TASK DETAILS:
Look for the word "Cartão" in the material below. Copy each line that has it.

RECORDS FOR THE TASK:
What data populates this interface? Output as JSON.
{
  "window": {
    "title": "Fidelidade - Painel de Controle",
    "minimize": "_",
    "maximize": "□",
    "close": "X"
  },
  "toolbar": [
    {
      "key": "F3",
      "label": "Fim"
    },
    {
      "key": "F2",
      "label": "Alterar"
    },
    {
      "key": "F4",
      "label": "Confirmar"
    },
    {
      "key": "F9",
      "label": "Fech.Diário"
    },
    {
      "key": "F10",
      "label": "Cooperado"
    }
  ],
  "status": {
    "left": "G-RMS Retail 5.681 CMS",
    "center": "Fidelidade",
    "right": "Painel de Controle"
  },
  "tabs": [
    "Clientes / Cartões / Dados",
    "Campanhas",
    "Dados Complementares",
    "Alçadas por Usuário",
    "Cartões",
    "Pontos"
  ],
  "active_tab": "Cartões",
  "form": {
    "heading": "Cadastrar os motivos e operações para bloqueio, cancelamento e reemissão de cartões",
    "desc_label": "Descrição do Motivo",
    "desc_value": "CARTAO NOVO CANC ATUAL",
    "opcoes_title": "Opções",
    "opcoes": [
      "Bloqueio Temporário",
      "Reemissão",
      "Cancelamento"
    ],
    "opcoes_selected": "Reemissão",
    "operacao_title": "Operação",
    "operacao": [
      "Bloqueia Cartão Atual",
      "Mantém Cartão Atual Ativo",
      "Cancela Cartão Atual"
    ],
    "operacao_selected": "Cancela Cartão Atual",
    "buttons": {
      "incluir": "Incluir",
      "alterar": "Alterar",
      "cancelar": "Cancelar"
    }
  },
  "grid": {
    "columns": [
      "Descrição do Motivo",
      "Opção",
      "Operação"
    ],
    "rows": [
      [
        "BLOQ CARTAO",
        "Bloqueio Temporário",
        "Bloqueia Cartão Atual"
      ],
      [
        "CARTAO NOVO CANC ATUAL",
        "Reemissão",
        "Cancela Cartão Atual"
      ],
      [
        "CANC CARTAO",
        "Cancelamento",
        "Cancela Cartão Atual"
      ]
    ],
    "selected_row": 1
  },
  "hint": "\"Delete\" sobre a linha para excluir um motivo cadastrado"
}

ANSWER FOR THIS EXERCISE:
      "Bloqueia Cartão Atual",
      "Mantém Cartão Atual Ativo",
      "Cancela Cartão Atual"
    "operacao_selected": "Cancela Cartão Atual",
        "Bloqueia Cartão Atual"
        "Cancela Cartão Atual"
        "Cancela Cartão Atual"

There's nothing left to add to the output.